The Panama Papers may be the defining story of the 2016 Democratic Primary. And Bernie Sanders is on the right side of history.
The 11.5 million documents, which came from Panamanian law firm Mossack Fonseca and were leaked to the International Consortium of Investigative Journalists (ICIJ), expose how the upper end of the 1 percent utilizes shell companies and gray areas in tax law to stash untold billions of dollars in overseas tax-free accounts. The leak was so massive, it took an army of 400 journalists working for an entire year to sift through the documents. At least 140 world leaders from 50 different countrieswere implicated in the leaks.
Bernie Sanders saw this coming from a mile away. On October 12, 2011, Sen. Sanders took the Senate floor to denounce the Panama trade pact, shooting down the conventional arguments in favor of the deal.
“Panama’s entire economic output is only $26.7 billion per year, or about two-tenths of one percent of the US economy,” Sanders said at the beginning of his speech. “No one can legitimately claim that approving this free trade agreement will significantly increase American jobs.”
Then, Sanders warned of the widespread corruption that would follow should the pact become official.
“Panama is a world leader when it comes to allowing wealthy Americans and large corporations to evade US taxes by stashing their cash in offshore tax havens. The Panama free trade agreement will make this bad situation much worse. Each and every year, the wealthiest people in this country and the largest corporations evade about $100 billion in taxes through abusive and illegal offshore tax havens in Panama and in other countries.”
As Secretary of State, Hillary Clinton was on the complete opposite side of the issue. In an official statement issued by the US Department of State on October 13, 2011 (one day after Sanders’ floor address), Clinton congratulated President Obama for passing the trade pact, citing the very same job creation arguments Sen. Sanders shot down a day earlier. Clinton made no mention of Panama’s reputation as a tax haven, and even invoked “working families” in her statement:
“These initiatives are the leading edge of a job-creating trade agenda that will open markets, level the playing field for our businesses and workers, and champion America’s working families in an age of tough global competition. They deserve the historic and widespread support they received in Congress tonight. We will continue our work to rebuild an American consensus on trade.”
No Americans have been named in the current leaks, as American clients have to do their tax evasion outside of the Panamanian law firm due to a taxation clause in the 2010 free trade agreement. But the editor of Süddeutsche Zeitung, the paper that initially broke the explosive story, promised American readers that they wouldn’t be disappointed.
It’s been known since 2012 that elites in the US and around the world are sitting on a gargantuan amount of tax-free assets worth at least $21 trillion. And according to James Henry of the Tax Justice Network, that number may be as high as $31 trillion. But for the sake of argument, let’s say $21 trillion. What could we fund with that?

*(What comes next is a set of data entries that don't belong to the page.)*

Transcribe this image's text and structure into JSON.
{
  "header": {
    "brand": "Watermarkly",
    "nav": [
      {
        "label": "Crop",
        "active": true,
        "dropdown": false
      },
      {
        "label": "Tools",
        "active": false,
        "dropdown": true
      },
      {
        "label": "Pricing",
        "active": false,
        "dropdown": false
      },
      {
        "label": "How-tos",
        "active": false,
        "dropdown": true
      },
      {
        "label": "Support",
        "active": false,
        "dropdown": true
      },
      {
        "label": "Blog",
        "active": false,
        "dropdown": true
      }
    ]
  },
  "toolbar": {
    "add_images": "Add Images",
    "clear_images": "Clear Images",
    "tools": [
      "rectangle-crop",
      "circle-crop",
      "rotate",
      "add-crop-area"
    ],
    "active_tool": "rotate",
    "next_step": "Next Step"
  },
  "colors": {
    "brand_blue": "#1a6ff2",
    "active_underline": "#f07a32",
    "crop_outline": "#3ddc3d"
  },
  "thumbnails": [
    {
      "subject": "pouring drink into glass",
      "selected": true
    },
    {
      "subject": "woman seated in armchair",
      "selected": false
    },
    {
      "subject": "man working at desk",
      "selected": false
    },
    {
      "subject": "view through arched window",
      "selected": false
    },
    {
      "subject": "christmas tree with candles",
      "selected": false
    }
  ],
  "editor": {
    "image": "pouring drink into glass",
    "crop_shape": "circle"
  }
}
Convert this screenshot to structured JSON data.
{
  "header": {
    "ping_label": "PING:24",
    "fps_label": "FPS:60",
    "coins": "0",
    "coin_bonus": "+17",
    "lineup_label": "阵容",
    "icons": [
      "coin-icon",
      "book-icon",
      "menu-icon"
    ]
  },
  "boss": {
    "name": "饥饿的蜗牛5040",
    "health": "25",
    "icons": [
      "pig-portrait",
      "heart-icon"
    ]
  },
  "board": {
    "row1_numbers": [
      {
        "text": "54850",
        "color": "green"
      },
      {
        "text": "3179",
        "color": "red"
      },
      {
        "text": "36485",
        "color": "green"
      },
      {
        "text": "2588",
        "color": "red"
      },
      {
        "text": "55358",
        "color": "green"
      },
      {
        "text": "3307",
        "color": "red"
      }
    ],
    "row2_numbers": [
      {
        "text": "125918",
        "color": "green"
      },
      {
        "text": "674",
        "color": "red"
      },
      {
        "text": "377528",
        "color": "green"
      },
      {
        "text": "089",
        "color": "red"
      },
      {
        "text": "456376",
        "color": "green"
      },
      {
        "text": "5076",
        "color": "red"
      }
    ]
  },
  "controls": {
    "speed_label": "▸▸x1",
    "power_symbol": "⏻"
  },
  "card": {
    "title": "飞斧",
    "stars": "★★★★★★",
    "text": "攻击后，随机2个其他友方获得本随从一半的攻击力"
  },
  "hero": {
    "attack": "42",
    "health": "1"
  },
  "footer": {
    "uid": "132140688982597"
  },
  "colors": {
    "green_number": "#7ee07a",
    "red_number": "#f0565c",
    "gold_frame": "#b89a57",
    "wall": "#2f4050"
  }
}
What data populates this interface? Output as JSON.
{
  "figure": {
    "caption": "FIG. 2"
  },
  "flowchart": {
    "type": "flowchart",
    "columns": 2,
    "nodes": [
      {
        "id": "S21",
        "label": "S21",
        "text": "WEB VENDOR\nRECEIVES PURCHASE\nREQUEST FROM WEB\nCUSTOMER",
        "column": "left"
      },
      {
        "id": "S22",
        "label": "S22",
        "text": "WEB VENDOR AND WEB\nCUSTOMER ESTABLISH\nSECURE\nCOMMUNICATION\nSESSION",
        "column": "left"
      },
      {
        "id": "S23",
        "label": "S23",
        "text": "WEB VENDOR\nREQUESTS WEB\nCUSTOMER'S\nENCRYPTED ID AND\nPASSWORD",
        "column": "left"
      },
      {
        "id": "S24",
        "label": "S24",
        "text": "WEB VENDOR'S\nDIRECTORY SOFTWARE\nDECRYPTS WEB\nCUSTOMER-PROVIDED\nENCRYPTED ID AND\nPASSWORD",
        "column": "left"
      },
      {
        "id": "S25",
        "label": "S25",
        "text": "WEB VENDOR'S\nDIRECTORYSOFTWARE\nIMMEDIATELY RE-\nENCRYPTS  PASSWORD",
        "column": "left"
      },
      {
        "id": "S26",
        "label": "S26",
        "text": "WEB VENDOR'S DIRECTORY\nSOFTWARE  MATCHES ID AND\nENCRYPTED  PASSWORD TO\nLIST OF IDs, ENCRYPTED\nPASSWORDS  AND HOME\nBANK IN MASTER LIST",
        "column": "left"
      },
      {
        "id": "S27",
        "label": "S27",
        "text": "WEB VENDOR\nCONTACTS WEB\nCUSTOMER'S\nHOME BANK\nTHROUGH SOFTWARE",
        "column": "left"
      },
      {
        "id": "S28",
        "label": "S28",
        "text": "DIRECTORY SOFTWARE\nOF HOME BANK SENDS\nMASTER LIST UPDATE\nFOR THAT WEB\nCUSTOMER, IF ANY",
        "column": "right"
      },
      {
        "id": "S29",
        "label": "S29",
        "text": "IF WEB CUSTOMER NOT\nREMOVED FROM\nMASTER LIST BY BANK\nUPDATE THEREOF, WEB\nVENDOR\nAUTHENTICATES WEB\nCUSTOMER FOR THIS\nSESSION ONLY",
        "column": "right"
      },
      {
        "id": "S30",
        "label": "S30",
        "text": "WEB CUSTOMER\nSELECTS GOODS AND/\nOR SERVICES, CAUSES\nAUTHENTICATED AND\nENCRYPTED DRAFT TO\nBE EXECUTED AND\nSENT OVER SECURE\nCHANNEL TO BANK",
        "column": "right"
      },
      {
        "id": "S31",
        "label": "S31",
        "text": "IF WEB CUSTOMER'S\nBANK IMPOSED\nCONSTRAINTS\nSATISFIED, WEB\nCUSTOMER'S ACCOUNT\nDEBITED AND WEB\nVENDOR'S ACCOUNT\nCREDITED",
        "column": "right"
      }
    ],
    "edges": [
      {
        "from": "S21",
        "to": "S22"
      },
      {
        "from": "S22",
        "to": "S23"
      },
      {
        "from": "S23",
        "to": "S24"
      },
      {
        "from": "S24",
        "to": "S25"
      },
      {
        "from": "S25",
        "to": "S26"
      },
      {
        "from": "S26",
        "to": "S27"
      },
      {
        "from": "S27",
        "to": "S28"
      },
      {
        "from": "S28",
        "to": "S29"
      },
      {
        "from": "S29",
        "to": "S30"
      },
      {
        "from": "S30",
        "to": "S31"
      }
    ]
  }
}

For starters, we could give each of the approximately 600,000 homeless people across America a $650,000 home for $400 billion, amounting to just 2 percent of those offshore assets. We could provide a basic income of $10,000 a year to all 247 million Americans over age 18 for a little over than $2 trillion a year, and do that for ten years.
Obviously, not all this sum is owned by US companies, but $21 trillion is an insane amount of money. Even a portion could easily pay for all of Bernie Sanders’ proposals, from free college ($75 billion/year) to 13 million new infrastructure jobs (one-time cost of $1 trillion), to free comprehensive healthcare for every man, woman, and child ($1.38 trillion/year), to expanding Social Security ($1.2 trillion spread out over 10 years), to a youth jobs program ($5.5 billion/year). The list goes on.
The global elite embarrassed by the Panama Papers are still counting on parroting the one mantra used to forestall all hopes of a livable future: “We simply don’t have the money.” But as the Panama Papers have shown us with just one quick glimpse, this claim is bunk.
The money already exists — and it’s our money. We can organize and pressure governments to demand its return. There’s no other one-step solution to unlock the necessary resources to save our planet and species from certain disaster.
Amanda Girard is a US Uncut contributor covering politics, public policy, and social justice. She lives in Minneapolis, Minnesota. Email her at email@example.com.